[Stored entries]
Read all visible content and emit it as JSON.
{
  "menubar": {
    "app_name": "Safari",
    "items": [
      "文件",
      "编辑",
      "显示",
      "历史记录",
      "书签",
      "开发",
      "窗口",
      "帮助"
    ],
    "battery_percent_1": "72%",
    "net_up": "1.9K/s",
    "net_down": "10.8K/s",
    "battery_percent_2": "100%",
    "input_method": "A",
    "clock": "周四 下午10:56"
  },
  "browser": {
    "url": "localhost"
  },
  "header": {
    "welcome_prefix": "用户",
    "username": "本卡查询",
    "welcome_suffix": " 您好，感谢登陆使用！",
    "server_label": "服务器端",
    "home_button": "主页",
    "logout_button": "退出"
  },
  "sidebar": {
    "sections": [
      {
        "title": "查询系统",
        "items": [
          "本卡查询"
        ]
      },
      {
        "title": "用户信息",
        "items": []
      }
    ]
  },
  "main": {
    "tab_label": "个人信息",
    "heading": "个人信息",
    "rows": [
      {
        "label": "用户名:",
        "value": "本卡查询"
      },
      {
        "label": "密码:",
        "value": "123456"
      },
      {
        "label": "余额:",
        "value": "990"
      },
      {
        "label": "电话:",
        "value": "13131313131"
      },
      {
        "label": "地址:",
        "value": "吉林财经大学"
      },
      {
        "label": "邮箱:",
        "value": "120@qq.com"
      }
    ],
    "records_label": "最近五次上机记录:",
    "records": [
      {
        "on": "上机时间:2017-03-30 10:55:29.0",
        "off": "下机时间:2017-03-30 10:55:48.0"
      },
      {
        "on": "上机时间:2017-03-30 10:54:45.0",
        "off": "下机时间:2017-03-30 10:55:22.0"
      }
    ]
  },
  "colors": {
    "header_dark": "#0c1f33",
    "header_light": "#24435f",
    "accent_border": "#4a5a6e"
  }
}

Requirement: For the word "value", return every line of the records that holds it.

Answer space:
        "value": "本卡查询"
        "value": "123456"
        "value": "990"
        "value": "13131313131"
        "value": "吉林财经大学"
        "value": "120@qq.com"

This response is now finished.